TASK
Once the pictures are set aside, print the records that follow exactly as written.

BEGIN DATA FOR THE TASK

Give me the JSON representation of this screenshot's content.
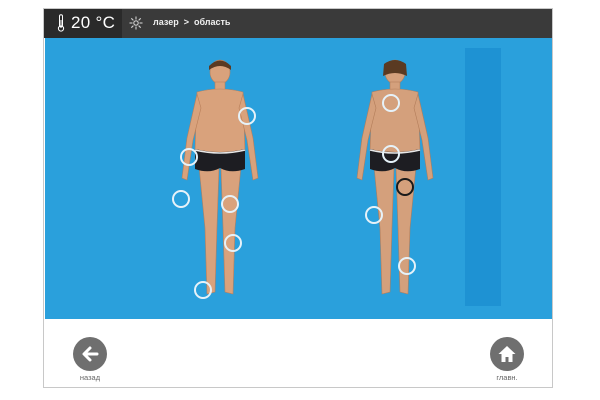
{
  "header": {
    "temperature": "20 °C",
    "breadcrumb": {
      "first": "лазер",
      "separator": ">",
      "second": "область"
    }
  },
  "footer": {
    "back_label": "назад",
    "home_label": "главн."
  },
  "icons": {
    "thermometer": "thermometer-icon",
    "mode": "laser-mode-icon",
    "back": "arrow-left-icon",
    "home": "home-icon"
  },
  "colors": {
    "accent_blue": "#2aa0dc",
    "zone_ring": "#e6f2f9",
    "zone_active": "#1a1a1a",
    "button_gray": "#6f6f6f"
  }
}
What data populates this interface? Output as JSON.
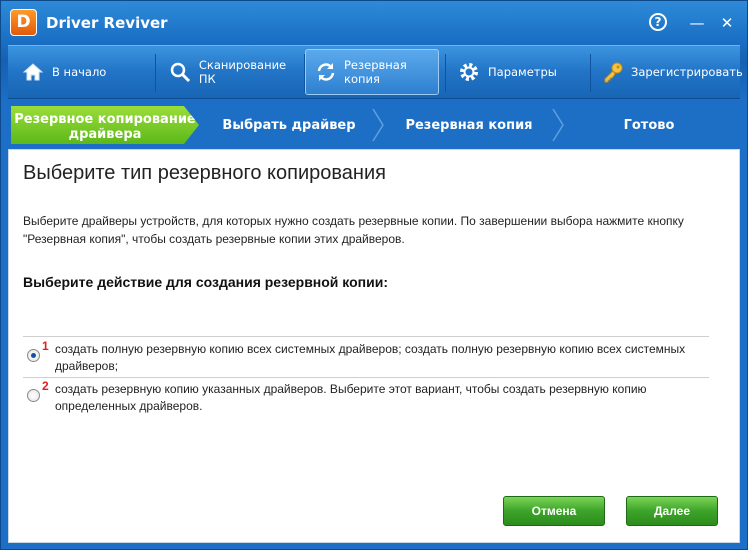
{
  "app": {
    "title": "Driver Reviver",
    "logo_letter": "D"
  },
  "window_controls": {
    "help": "?",
    "minimize": "—",
    "close": "✕"
  },
  "nav": {
    "items": [
      {
        "label": "В начало",
        "icon": "home-icon"
      },
      {
        "label": "Сканирование ПК",
        "icon": "magnifier-icon"
      },
      {
        "label": "Резервная копия",
        "icon": "refresh-icon",
        "active": true
      },
      {
        "label": "Параметры",
        "icon": "gear-icon"
      },
      {
        "label": "Зарегистрировать",
        "icon": "key-icon"
      }
    ]
  },
  "steps": {
    "items": [
      {
        "label": "Резервное копирование драйвера",
        "active": true
      },
      {
        "label": "Выбрать драйвер"
      },
      {
        "label": "Резервная копия"
      },
      {
        "label": "Готово"
      }
    ]
  },
  "page": {
    "title": "Выберите тип резервного копирования",
    "description": "Выберите драйверы устройств, для которых нужно создать резервные копии. По завершении выбора нажмите кнопку \"Резервная копия\", чтобы создать резервные копии этих драйверов.",
    "section_heading": "Выберите действие для создания резервной копии:",
    "options": [
      {
        "marker": "1",
        "text": "создать полную резервную копию всех системных драйверов; создать полную резервную копию всех системных драйверов;",
        "selected": true
      },
      {
        "marker": "2",
        "text": "создать резервную копию указанных драйверов. Выберите этот вариант, чтобы создать резервную копию определенных драйверов.",
        "selected": false
      }
    ]
  },
  "buttons": {
    "cancel": "Отмена",
    "next": "Далее"
  },
  "colors": {
    "accent_blue": "#1a6fc4",
    "step_active": "#5db81a",
    "button_green": "#3da42a",
    "marker_red": "#e02020"
  }
}
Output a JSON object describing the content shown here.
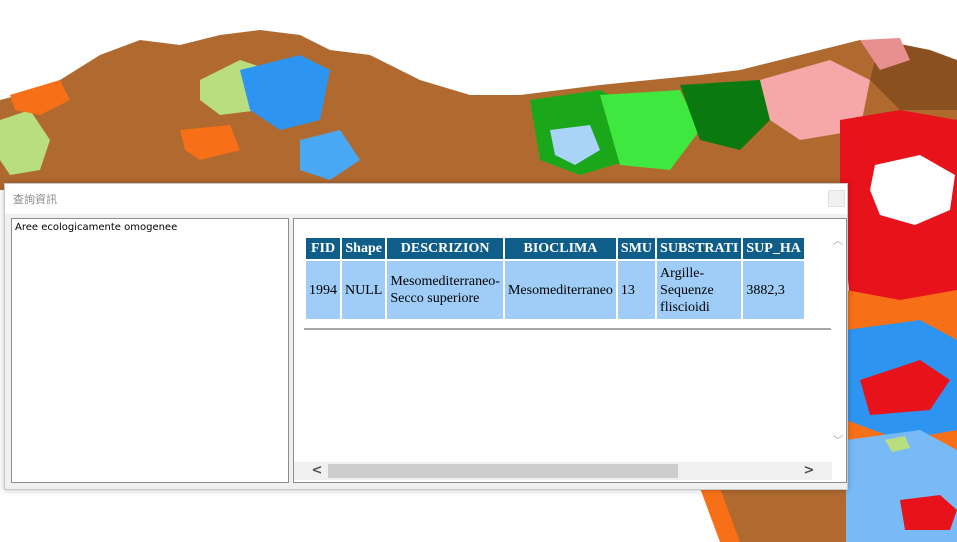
{
  "window": {
    "title": "查詢資訊"
  },
  "layers": [
    "Aree ecologicamente omogenee"
  ],
  "table": {
    "columns": [
      "FID",
      "Shape",
      "DESCRIZION",
      "BIOCLIMA",
      "SMU",
      "SUBSTRATI",
      "SUP_HA"
    ],
    "rows": [
      [
        "1994",
        "NULL",
        "Mesomediterraneo-\nSecco superiore",
        "Mesomediterraneo",
        "13",
        "Argille-\nSequenze\nfliscioidi",
        "3882,3"
      ]
    ]
  },
  "scrollbars": {
    "up_glyph": "︿",
    "down_glyph": "﹀",
    "left_glyph": "<",
    "right_glyph": ">"
  },
  "colors": {
    "header_bg": "#0f5e8a",
    "cell_bg": "#9fcdf7"
  },
  "icons": {
    "close": "close-icon"
  }
}
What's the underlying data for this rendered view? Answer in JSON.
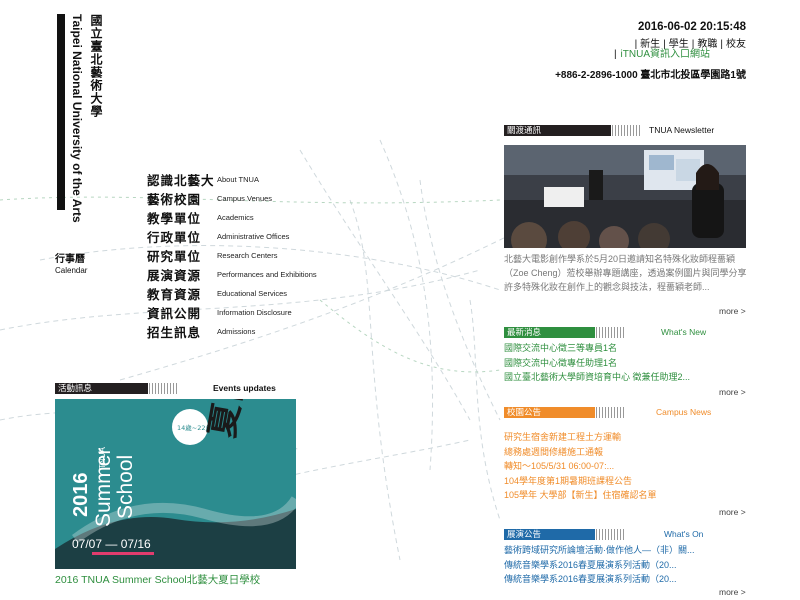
{
  "logo": {
    "name_zh": "國立臺北藝術大學",
    "name_en": "Taipei National University of the Arts"
  },
  "calendar": {
    "label_zh": "行事曆",
    "label_en": "Calendar"
  },
  "nav": [
    {
      "zh": "認識北藝大",
      "en": "About TNUA"
    },
    {
      "zh": "藝術校園",
      "en": "Campus Venues"
    },
    {
      "zh": "教學單位",
      "en": "Academics"
    },
    {
      "zh": "行政單位",
      "en": "Administrative Offices"
    },
    {
      "zh": "研究單位",
      "en": "Research Centers"
    },
    {
      "zh": "展演資源",
      "en": "Performances and Exhibitions"
    },
    {
      "zh": "教育資源",
      "en": "Educational Services"
    },
    {
      "zh": "資訊公開",
      "en": "Information Disclosure"
    },
    {
      "zh": "招生訊息",
      "en": "Admissions"
    }
  ],
  "header": {
    "datetime": "2016-06-02 20:15:48",
    "links": [
      "新生",
      "學生",
      "教職",
      "校友"
    ],
    "portal": "iTNUA資訊入口網站",
    "address": "+886-2-2896-1000 臺北市北投區學園路1號"
  },
  "newsletter": {
    "title_zh": "關渡通訊",
    "title_en": "TNUA Newsletter",
    "summary": "北藝大電影創作學系於5月20日邀請知名特殊化妝師程薔穎（Zoe Cheng）蒞校舉辦專題講座，透過案例圖片與同學分享許多特殊化妝在創作上的觀念與技法，程薔穎老師...",
    "more": "more >"
  },
  "whats_new": {
    "title_zh": "最新消息",
    "title_en": "What's New",
    "items": [
      "國際交流中心徵三等專員1名",
      "國際交流中心徵專任助理1名",
      "國立臺北藝術大學師資培育中心 徵兼任助理2..."
    ],
    "more": "more >"
  },
  "campus_news": {
    "title_zh": "校園公告",
    "title_en": "Campus News",
    "items": [
      "研究生宿舍新建工程土方運輸",
      "總務處週間修繕施工通報",
      "轉知～105/5/31 06:00-07:...",
      "104學年度第1期暑期班課程公告",
      "105學年 大學部【新生】住宿確認名單"
    ],
    "more": "more >"
  },
  "whats_on": {
    "title_zh": "展演公告",
    "title_en": "What's On",
    "items": [
      "藝術跨域研究所論壇活動·做作他人—（非）關...",
      "傳統音樂學系2016春夏展演系列活動（20...",
      "傳統音樂學系2016春夏展演系列活動（20..."
    ],
    "more": "more >"
  },
  "events": {
    "title_zh": "活動訊息",
    "title_en": "Events updates",
    "caption": "2016 TNUA Summer School北藝大夏日學校",
    "poster": {
      "year": "2016",
      "brand": "TNUA",
      "line1": "Summer",
      "line2": "School",
      "badge": "14歲~22歲",
      "dates": "07/07 — 07/16",
      "title_zh": "夏日學校"
    }
  },
  "colors": {
    "accent_green": "#2f8f3f",
    "accent_orange": "#f08c2a",
    "accent_blue": "#1f6aa8",
    "poster_teal": "#2c8c8f",
    "dark": "#231f20"
  }
}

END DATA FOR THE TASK

RESULT BELOW
Give me the JSON representation of this screenshot's content.
{
  "header": {
    "temperature": "20 °C",
    "breadcrumb": {
      "first": "лазер",
      "separator": ">",
      "second": "область"
    }
  },
  "footer": {
    "back_label": "назад",
    "home_label": "главн."
  },
  "icons": {
    "thermometer": "thermometer-icon",
    "mode": "laser-mode-icon",
    "back": "arrow-left-icon",
    "home": "home-icon"
  },
  "colors": {
    "accent_blue": "#2aa0dc",
    "zone_ring": "#e6f2f9",
    "zone_active": "#1a1a1a",
    "button_gray": "#6f6f6f"
  }
}
What data populates this interface? Output as JSON.
{
  "app": {
    "title": "Driver Reviver",
    "logo_letter": "D"
  },
  "window_controls": {
    "help": "?",
    "minimize": "—",
    "close": "✕"
  },
  "nav": {
    "items": [
      {
        "label": "В начало",
        "icon": "home-icon"
      },
      {
        "label": "Сканирование ПК",
        "icon": "magnifier-icon"
      },
      {
        "label": "Резервная копия",
        "icon": "refresh-icon",
        "active": true
      },
      {
        "label": "Параметры",
        "icon": "gear-icon"
      },
      {
        "label": "Зарегистрировать",
        "icon": "key-icon"
      }
    ]
  },
  "steps": {
    "items": [
      {
        "label": "Резервное копирование драйвера",
        "active": true
      },
      {
        "label": "Выбрать драйвер"
      },
      {
        "label": "Резервная копия"
      },
      {
        "label": "Готово"
      }
    ]
  },
  "page": {
    "title": "Выберите тип резервного копирования",
    "description": "Выберите драйверы устройств, для которых нужно создать резервные копии. По завершении выбора нажмите кнопку \"Резервная копия\", чтобы создать резервные копии этих драйверов.",
    "section_heading": "Выберите действие для создания резервной копии:",
    "options": [
      {
        "marker": "1",
        "text": "создать полную резервную копию всех системных драйверов; создать полную резервную копию всех системных драйверов;",
        "selected": true
      },
      {
        "marker": "2",
        "text": "создать резервную копию указанных драйверов. Выберите этот вариант, чтобы создать резервную копию определенных драйверов.",
        "selected": false
      }
    ]
  },
  "buttons": {
    "cancel": "Отмена",
    "next": "Далее"
  },
  "colors": {
    "accent_blue": "#1a6fc4",
    "step_active": "#5db81a",
    "button_green": "#3da42a",
    "marker_red": "#e02020"
  }
}
Output a JSON object describing the content shown here.
{
  "window": {
    "title": "查詢資訊"
  },
  "layers": [
    "Aree ecologicamente omogenee"
  ],
  "table": {
    "columns": [
      "FID",
      "Shape",
      "DESCRIZION",
      "BIOCLIMA",
      "SMU",
      "SUBSTRATI",
      "SUP_HA"
    ],
    "rows": [
      [
        "1994",
        "NULL",
        "Mesomediterraneo-\nSecco superiore",
        "Mesomediterraneo",
        "13",
        "Argille-\nSequenze\nfliscioidi",
        "3882,3"
      ]
    ]
  },
  "scrollbars": {
    "up_glyph": "︿",
    "down_glyph": "﹀",
    "left_glyph": "<",
    "right_glyph": ">"
  },
  "colors": {
    "header_bg": "#0f5e8a",
    "cell_bg": "#9fcdf7"
  },
  "icons": {
    "close": "close-icon"
  }
}
What's the underlying data for this rendered view? Answer in JSON.
{
  "logo": {
    "name_zh": "國立臺北藝術大學",
    "name_en": "Taipei National University of the Arts"
  },
  "calendar": {
    "label_zh": "行事曆",
    "label_en": "Calendar"
  },
  "nav": [
    {
      "zh": "認識北藝大",
      "en": "About TNUA"
    },
    {
      "zh": "藝術校園",
      "en": "Campus Venues"
    },
    {
      "zh": "教學單位",
      "en": "Academics"
    },
    {
      "zh": "行政單位",
      "en": "Administrative Offices"
    },
    {
      "zh": "研究單位",
      "en": "Research Centers"
    },
    {
      "zh": "展演資源",
      "en": "Performances and Exhibitions"
    },
    {
      "zh": "教育資源",
      "en": "Educational Services"
    },
    {
      "zh": "資訊公開",
      "en": "Information Disclosure"
    },
    {
      "zh": "招生訊息",
      "en": "Admissions"
    }
  ],
  "header": {
    "datetime": "2016-06-02 20:15:48",
    "links": [
      "新生",
      "學生",
      "教職",
      "校友"
    ],
    "portal": "iTNUA資訊入口網站",
    "address": "+886-2-2896-1000 臺北市北投區學園路1號"
  },
  "newsletter": {
    "title_zh": "關渡通訊",
    "title_en": "TNUA Newsletter",
    "summary": "北藝大電影創作學系於5月20日邀請知名特殊化妝師程薔穎（Zoe Cheng）蒞校舉辦專題講座，透過案例圖片與同學分享許多特殊化妝在創作上的觀念與技法，程薔穎老師...",
    "more": "more >"
  },
  "whats_new": {
    "title_zh": "最新消息",
    "title_en": "What's New",
    "items": [
      "國際交流中心徵三等專員1名",
      "國際交流中心徵專任助理1名",
      "國立臺北藝術大學師資培育中心 徵兼任助理2..."
    ],
    "more": "more >"
  },
  "campus_news": {
    "title_zh": "校園公告",
    "title_en": "Campus News",
    "items": [
      "研究生宿舍新建工程土方運輸",
      "總務處週間修繕施工通報",
      "轉知～105/5/31 06:00-07:...",
      "104學年度第1期暑期班課程公告",
      "105學年 大學部【新生】住宿確認名單"
    ],
    "more": "more >"
  },
  "whats_on": {
    "title_zh": "展演公告",
    "title_en": "What's On",
    "items": [
      "藝術跨域研究所論壇活動·做作他人—（非）關...",
      "傳統音樂學系2016春夏展演系列活動（20...",
      "傳統音樂學系2016春夏展演系列活動（20..."
    ],
    "more": "more >"
  },
  "events": {
    "title_zh": "活動訊息",
    "title_en": "Events updates",
    "caption": "2016 TNUA Summer School北藝大夏日學校",
    "poster": {
      "year": "2016",
      "brand": "TNUA",
      "line1": "Summer",
      "line2": "School",
      "badge": "14歲~22歲",
      "dates": "07/07 — 07/16",
      "title_zh": "夏日學校"
    }
  },
  "colors": {
    "accent_green": "#2f8f3f",
    "accent_orange": "#f08c2a",
    "accent_blue": "#1f6aa8",
    "poster_teal": "#2c8c8f",
    "dark": "#231f20"
  }
}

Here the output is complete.